Black History Month started as “National Negro Week” established by historian Carter Woodson and minister Jesse Moorland in 1915. It later became a month long celebration to honor Black achievements and acknowledge the adversity faced by the Black community to this day.
In the age of social media it is easy to trivialize moments of importance. In an effort to accurately represent Black voices, we interviewed Black members of the OctoClean community. From their stories, included below, we hope you will see resilience, pride and excellence.
Black history is American history. The contributions of Black people are not confined to 28 days out of the year. Here is how you can honor Black people year round:
- Use your platform to educate.
- Create or update your goals and commitment to racial inclusion.
- Support black businesses.
- Collaborate with Black creators.
- Remind people that racial injustice still exists.
Joseph Page, OctoClean Franchise Owner
“What we can all do to honor Black history is share your knowledge. Culturally educate your kids. Even non-Blacks. Sitting down talking about cars, and women, or sports–talk about a little history. Share a little piece of you.”Joseph Page
Alfred Young, OctoClean Franchise Owner
“Being Black to me, means that God loves me and he gave me this color and I should appreciate it.”Alfred Young
James Gates, OctoClean Franchise Owner
“Embrace it and learn. Learn something new. The best thing we can do for Black History Month is to embrace it and grow from it and learn from it. And of course for us as Black people being proud of it.”James Gates
Andrea Gomes, Marketing Director

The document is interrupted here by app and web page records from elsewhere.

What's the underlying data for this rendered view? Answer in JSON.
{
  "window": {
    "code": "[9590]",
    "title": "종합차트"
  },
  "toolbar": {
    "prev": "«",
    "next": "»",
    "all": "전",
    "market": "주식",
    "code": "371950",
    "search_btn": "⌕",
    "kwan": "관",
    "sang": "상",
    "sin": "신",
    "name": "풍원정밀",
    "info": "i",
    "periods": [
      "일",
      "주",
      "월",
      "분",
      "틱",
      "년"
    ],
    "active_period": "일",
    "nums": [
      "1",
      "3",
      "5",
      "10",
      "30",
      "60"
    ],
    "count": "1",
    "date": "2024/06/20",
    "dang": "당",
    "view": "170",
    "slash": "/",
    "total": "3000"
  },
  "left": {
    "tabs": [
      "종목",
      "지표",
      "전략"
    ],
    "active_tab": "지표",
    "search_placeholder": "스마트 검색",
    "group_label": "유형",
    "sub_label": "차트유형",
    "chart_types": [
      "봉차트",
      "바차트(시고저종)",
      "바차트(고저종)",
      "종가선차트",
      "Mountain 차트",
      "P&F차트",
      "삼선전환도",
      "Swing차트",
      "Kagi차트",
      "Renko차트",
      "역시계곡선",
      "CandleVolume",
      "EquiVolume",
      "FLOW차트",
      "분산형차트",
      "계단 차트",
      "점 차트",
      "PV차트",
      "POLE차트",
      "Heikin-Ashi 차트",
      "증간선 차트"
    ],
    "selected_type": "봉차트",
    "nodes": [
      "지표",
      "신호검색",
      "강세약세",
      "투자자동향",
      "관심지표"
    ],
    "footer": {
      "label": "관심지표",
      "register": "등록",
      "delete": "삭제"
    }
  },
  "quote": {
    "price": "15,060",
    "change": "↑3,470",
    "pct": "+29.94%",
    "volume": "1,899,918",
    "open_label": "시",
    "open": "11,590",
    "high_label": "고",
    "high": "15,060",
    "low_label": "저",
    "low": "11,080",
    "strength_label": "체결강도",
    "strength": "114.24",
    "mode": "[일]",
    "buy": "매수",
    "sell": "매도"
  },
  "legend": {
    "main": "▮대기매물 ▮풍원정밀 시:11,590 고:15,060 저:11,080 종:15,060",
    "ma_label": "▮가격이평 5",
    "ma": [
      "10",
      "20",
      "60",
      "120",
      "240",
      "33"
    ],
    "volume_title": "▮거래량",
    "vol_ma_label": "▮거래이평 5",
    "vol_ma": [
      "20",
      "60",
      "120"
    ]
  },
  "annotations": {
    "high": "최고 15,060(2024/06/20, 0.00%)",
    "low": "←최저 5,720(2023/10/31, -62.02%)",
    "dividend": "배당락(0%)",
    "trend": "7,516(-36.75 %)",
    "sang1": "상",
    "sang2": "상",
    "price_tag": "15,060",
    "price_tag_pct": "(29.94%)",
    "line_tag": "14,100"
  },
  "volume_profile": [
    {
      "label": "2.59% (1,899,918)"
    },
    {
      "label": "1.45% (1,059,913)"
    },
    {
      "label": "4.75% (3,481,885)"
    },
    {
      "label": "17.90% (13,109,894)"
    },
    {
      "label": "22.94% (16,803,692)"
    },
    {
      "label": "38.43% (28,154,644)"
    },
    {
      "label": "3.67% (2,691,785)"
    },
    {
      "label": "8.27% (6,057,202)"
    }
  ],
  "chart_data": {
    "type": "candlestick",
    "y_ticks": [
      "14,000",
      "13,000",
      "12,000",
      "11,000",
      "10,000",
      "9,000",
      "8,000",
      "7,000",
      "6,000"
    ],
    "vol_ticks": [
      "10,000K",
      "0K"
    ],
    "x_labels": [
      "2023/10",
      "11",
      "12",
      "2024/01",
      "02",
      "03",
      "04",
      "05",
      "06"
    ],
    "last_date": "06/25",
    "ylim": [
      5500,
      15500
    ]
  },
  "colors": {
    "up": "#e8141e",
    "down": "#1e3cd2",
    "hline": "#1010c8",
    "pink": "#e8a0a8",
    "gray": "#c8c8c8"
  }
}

“So when I hear Black History Month, I think that it is definitely cause for celebration and there’s a lot of really great, impactful leaders that deserve to be honored and remembered. But I think it’s also important to recognize that there’s still a long way for us to go.”Andrea Gomes